═══ INPUT MATERIAL ═══
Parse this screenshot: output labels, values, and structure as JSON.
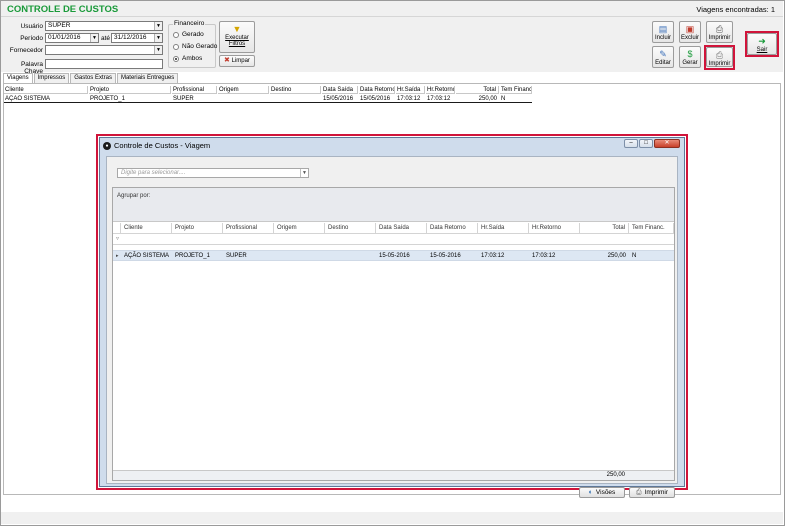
{
  "app": {
    "title": "CONTROLE DE CUSTOS",
    "trips_found": "Viagens encontradas: 1"
  },
  "filters": {
    "user_label": "Usuário",
    "user_value": "SUPER",
    "period_label": "Período",
    "period_from": "01/01/2016",
    "period_to_label": "até",
    "period_to": "31/12/2016",
    "supplier_label": "Fornecedor",
    "supplier_value": "",
    "keyword_label": "Palavra Chave",
    "keyword_value": "",
    "financial_group_label": "Financeiro",
    "radio_options": [
      "Gerado",
      "Não Gerado",
      "Ambos"
    ],
    "radio_selected": "Ambos",
    "run_filters_label": "Executar Filtros",
    "clear_label": "Limpar"
  },
  "toolbar": {
    "include_label": "Incluir",
    "delete_label": "Excluir",
    "print_label": "Imprimir",
    "edit_label": "Editar",
    "generate_label": "Gerar",
    "print2_label": "Imprimir",
    "exit_label": "Sair"
  },
  "tabs": [
    "Viagens",
    "Impressos",
    "Gastos Extras",
    "Materiais Entregues"
  ],
  "grid": {
    "columns": [
      "Cliente",
      "Projeto",
      "Profissional",
      "Origem",
      "Destino",
      "Data Saída",
      "Data Retorno",
      "Hr.Saída",
      "Hr.Retorno",
      "Total",
      "Tem Financ."
    ],
    "rows": [
      [
        "AÇÃO SISTEMA",
        "PROJETO_1",
        "SUPER",
        "",
        "",
        "15/05/2016",
        "15/05/2016",
        "17:03:12",
        "17:03:12",
        "250,00",
        "N"
      ]
    ]
  },
  "dialog": {
    "title": "Controle de Custos - Viagem",
    "lookup_placeholder": "Digite para selecionar....",
    "group_by_label": "Agrupar por:",
    "columns": [
      "Cliente",
      "Projeto",
      "Profissional",
      "Origem",
      "Destino",
      "Data Saída",
      "Data Retorno",
      "Hr.Saída",
      "Hr.Retorno",
      "Total",
      "Tem Financ."
    ],
    "rows": [
      [
        "AÇÃO SISTEMA",
        "PROJETO_1",
        "SUPER",
        "",
        "",
        "15-05-2016",
        "15-05-2016",
        "17:03:12",
        "17:03:12",
        "250,00",
        "N"
      ]
    ],
    "footer_total": "250,00",
    "views_label": "Visões",
    "print_label": "Imprimir"
  },
  "colors": {
    "title_green": "#1a9a3a",
    "highlight_red": "#d0143a",
    "selected_row": "#dde7f3"
  }
}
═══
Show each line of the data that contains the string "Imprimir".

=== FINISHED EXERCISE ===
    "print_label": "Imprimir",
    "print2_label": "Imprimir",
    "print_label": "Imprimir"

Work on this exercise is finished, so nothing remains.